Callum watched him as he opened the rear door and reached into the backseat to remove the sleeping Annabelle. He kissed her cheek when he laid her against his shoulder and said, "Eagan, you look exhausted. Come inside and have some soup. You can stay the night without getting too close."

"No," Eagan shifted the gears into reverse, head pulsating with pain, "but I appreciate all this."

Callum stared after him when he pulled back down the dirt drive and onto the street, arms secure around the girl to maintain heat. Melia met him at the door to accept Annabelle into her arms and start upstairs to tuck her beneath the covers in their spare room.

When the sun rose into a crisp dawn, Annabelle meandered into their room and asked in a clear voice, "Where is Eagan?"

Callum rose into an upright position and Melia reached out to accept the small girl into her arms and set her between them. "He was not feeling well, so he let you come stay the night with us," she said with a kiss to the soft cheek. "We'll see how he is today."

Callum attempted to call him several times that morning. By noon, he approached Melia in the parlor and murmured, "I'm concerned about him. He rarely ever catches anything, and when he does, he never looks as unsettled as he was last night."

"Surely he's not immune to everything," Melia reasoned. "Perhaps he is sick and slept late."

Sunlight diminished into the evening in almost a shade of lavender. Callum stared at the seconds passing by until his unnerved intuition moved him to call their parents and explain the situation. He could hear his mother harbor her concern behind steady breathing, but Cairbre was more direct.

"Do you suppose he's been drinking?"

"I honestly have no idea," Callum admitted as he stared at the approaching night. "But he has been doing so well with Annabelle that I would have been surprised. At least until last night."

"I knew this was doomed to go awry."

"At least we gave him another chance to prove himself!" Abigeál reminded her husband, then sniffled back her tears. "We must see what his explanation is whenever he does come around."

As this conversation was happening, three men and two women piled into a battered black car and steered onto the street. A red one pursued it at a distance and maintained its speed despite the periodic swerve of the first car.

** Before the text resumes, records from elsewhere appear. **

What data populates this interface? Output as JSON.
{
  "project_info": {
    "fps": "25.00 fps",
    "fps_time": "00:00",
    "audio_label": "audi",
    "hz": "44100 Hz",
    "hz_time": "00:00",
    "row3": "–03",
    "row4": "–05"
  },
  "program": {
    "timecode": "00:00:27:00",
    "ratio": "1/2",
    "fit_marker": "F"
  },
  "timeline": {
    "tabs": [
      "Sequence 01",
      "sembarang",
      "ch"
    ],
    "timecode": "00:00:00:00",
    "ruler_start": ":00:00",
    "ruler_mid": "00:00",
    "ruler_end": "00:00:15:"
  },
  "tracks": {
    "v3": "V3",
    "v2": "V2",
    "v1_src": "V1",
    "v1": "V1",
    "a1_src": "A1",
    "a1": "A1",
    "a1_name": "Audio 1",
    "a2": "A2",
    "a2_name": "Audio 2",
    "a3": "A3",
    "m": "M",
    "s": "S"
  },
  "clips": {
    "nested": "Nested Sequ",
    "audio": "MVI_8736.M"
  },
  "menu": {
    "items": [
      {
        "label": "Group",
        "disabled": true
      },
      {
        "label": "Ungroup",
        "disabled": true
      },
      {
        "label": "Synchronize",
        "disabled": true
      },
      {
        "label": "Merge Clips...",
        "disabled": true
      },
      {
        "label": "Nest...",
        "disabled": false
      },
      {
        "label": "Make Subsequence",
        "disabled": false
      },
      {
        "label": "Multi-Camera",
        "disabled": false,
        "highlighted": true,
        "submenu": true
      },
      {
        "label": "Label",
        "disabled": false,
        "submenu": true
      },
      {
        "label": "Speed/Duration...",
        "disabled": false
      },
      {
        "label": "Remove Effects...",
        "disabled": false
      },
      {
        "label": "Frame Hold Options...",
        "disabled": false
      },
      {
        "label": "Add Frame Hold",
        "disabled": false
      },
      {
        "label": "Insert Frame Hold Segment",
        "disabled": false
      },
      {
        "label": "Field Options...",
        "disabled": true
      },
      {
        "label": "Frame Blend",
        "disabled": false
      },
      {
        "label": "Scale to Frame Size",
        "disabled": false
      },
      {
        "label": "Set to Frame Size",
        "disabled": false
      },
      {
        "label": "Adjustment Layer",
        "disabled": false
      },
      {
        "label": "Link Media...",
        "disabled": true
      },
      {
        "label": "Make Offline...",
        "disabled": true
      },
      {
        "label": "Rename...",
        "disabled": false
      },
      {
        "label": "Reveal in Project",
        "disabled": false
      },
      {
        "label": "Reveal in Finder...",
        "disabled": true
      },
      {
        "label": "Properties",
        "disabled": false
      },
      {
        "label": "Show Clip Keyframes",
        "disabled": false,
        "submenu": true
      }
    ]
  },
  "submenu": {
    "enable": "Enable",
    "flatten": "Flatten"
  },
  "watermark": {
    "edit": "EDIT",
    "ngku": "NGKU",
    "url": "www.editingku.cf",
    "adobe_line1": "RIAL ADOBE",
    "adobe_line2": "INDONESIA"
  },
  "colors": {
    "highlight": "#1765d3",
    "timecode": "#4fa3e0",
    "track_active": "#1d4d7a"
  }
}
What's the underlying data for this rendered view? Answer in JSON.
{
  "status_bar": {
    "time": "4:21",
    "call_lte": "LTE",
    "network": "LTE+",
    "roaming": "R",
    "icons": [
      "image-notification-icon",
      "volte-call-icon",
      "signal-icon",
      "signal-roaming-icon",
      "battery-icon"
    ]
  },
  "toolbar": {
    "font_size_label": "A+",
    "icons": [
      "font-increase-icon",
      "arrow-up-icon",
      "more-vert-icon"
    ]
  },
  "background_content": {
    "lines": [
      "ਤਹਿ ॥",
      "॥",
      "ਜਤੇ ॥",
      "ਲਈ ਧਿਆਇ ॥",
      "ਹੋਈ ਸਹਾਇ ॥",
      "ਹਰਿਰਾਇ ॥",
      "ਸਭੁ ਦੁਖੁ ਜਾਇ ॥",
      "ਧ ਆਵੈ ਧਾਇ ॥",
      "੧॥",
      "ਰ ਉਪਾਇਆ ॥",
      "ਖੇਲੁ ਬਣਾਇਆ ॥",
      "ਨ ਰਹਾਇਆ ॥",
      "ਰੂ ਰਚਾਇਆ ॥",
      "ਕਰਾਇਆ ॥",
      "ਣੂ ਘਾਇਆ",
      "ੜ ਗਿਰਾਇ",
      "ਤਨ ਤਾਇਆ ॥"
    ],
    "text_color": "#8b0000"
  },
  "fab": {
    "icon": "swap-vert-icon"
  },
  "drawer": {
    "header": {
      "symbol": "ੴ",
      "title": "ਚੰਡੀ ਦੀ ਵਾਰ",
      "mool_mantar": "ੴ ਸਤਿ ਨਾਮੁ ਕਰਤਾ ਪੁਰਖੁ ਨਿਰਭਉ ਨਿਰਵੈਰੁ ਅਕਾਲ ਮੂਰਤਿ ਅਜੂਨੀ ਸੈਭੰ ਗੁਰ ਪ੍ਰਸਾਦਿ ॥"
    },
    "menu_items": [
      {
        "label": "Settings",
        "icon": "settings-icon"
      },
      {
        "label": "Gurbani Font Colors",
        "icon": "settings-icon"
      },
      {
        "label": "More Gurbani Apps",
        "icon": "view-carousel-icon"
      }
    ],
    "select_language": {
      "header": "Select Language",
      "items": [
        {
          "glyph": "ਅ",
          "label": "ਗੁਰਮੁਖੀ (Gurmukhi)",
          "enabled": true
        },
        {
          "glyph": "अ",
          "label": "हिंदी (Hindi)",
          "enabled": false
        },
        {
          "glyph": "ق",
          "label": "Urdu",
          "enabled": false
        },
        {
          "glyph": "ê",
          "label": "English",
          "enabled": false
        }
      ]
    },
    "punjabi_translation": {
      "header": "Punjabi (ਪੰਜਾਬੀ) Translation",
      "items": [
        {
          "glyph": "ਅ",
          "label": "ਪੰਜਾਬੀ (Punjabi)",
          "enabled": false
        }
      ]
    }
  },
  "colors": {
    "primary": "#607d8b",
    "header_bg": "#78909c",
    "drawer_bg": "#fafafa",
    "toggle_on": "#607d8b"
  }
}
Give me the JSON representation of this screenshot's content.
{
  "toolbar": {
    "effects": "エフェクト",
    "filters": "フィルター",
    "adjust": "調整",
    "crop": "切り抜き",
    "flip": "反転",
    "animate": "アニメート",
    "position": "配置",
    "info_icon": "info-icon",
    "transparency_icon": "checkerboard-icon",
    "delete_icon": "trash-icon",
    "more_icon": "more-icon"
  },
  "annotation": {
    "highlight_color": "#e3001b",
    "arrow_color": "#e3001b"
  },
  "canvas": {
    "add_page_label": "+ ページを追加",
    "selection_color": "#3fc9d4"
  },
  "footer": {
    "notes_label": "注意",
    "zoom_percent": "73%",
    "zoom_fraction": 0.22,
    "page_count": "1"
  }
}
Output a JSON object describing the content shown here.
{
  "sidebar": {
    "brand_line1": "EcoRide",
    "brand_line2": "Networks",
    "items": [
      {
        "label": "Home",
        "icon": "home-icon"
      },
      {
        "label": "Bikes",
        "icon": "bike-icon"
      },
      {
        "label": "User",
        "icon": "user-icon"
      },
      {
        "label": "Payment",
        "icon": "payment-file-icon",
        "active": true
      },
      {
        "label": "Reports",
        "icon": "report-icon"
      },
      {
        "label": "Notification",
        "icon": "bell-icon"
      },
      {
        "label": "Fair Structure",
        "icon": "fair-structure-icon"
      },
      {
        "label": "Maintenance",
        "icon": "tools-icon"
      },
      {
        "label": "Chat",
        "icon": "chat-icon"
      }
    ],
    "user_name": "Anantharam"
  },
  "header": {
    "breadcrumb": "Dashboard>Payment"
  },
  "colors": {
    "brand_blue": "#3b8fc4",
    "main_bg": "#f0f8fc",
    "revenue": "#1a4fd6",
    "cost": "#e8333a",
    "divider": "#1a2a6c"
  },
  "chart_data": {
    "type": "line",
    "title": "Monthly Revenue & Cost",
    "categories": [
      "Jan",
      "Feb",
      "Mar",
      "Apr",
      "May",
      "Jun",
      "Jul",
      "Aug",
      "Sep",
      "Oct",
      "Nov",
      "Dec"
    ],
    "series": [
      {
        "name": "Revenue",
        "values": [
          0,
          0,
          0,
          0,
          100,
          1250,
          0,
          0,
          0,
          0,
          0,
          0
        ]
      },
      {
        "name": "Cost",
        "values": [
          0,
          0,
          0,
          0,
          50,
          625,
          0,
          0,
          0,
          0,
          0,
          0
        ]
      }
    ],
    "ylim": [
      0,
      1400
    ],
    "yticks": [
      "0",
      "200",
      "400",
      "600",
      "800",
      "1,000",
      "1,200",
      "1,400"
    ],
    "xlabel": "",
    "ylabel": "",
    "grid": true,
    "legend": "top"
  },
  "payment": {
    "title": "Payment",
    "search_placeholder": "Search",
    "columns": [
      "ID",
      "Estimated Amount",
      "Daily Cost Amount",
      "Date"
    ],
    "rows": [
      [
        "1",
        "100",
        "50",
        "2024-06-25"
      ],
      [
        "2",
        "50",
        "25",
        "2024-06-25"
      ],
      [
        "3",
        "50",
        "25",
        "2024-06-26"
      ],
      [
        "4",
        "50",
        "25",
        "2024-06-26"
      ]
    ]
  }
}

The black car continued to speed down each street it pivoted onto until it reached a city whose people were still active amidst the streetlamps. A row of brick flats stretched across each side of the street, and the black car stopped abruptly at the curb. The men and woman emerged and started up the stairs to one door as the red car stopped several spaces away.

As soon as the people disappeared behind the closed door, Eagan emerged into the rain and raised a camera to snap a photo of the address. He watched as the flat was saturated in illumination behind the drawn curtains, but could see nothing else.